_WHAT TO WORK ON_: What you return must match the records below character for character, except that no picture appears.

────

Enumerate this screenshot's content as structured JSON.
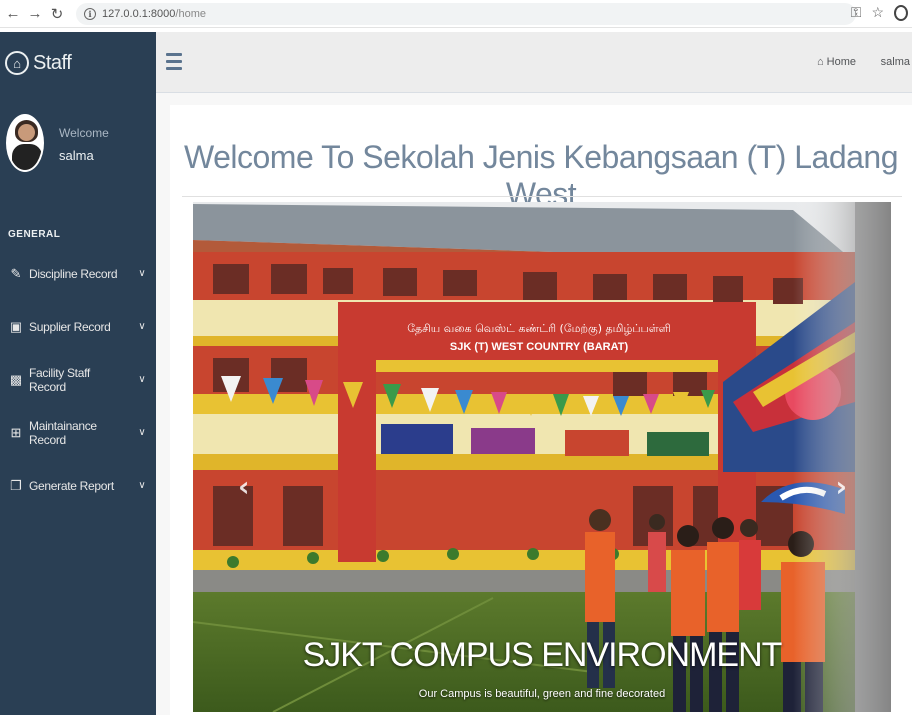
{
  "browser": {
    "url_host": "127.0.0.1:8000",
    "url_path": "/home"
  },
  "sidebar": {
    "brand": "Staff",
    "welcome_label": "Welcome",
    "username": "salma",
    "section_title": "GENERAL",
    "menu": [
      {
        "label": "Discipline Record",
        "icon": "edit-icon"
      },
      {
        "label": "Supplier Record",
        "icon": "desktop-icon"
      },
      {
        "label": "Facility Staff Record",
        "icon": "bar-chart-icon"
      },
      {
        "label": "Maintainance Record",
        "icon": "table-icon"
      },
      {
        "label": "Generate Report",
        "icon": "clone-icon"
      }
    ]
  },
  "topnav": {
    "home_label": "Home",
    "user_label": "salma"
  },
  "main": {
    "title": "Welcome To Sekolah Jenis Kebangsaan (T) Ladang West",
    "carousel": {
      "caption_title": "SJKT COMPUS ENVIRONMENT",
      "caption_text": "Our Campus is beautiful, green and fine decorated",
      "sign_tamil": "தேசிய வகை வெஸ்ட் கண்ட்ரி (மேற்கு) தமிழ்ப்பள்ளி",
      "sign_text": "SJK (T) WEST COUNTRY (BARAT)"
    }
  },
  "colors": {
    "sidebar_bg": "#2a3f54",
    "title_color": "#73879c",
    "topnav_bg": "#ededed"
  }
}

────

_EXPECTED ANSWER_:
Enumerate this screenshot's content as structured JSON.
{
  "browser": {
    "url_host": "127.0.0.1:8000",
    "url_path": "/home"
  },
  "sidebar": {
    "brand": "Staff",
    "welcome_label": "Welcome",
    "username": "salma",
    "section_title": "GENERAL",
    "menu": [
      {
        "label": "Discipline Record",
        "icon": "edit-icon"
      },
      {
        "label": "Supplier Record",
        "icon": "desktop-icon"
      },
      {
        "label": "Facility Staff Record",
        "icon": "bar-chart-icon"
      },
      {
        "label": "Maintainance Record",
        "icon": "table-icon"
      },
      {
        "label": "Generate Report",
        "icon": "clone-icon"
      }
    ]
  },
  "topnav": {
    "home_label": "Home",
    "user_label": "salma"
  },
  "main": {
    "title": "Welcome To Sekolah Jenis Kebangsaan (T) Ladang West",
    "carousel": {
      "caption_title": "SJKT COMPUS ENVIRONMENT",
      "caption_text": "Our Campus is beautiful, green and fine decorated",
      "sign_tamil": "தேசிய வகை வெஸ்ட் கண்ட்ரி (மேற்கு) தமிழ்ப்பள்ளி",
      "sign_text": "SJK (T) WEST COUNTRY (BARAT)"
    }
  },
  "colors": {
    "sidebar_bg": "#2a3f54",
    "title_color": "#73879c",
    "topnav_bg": "#ededed"
  }
}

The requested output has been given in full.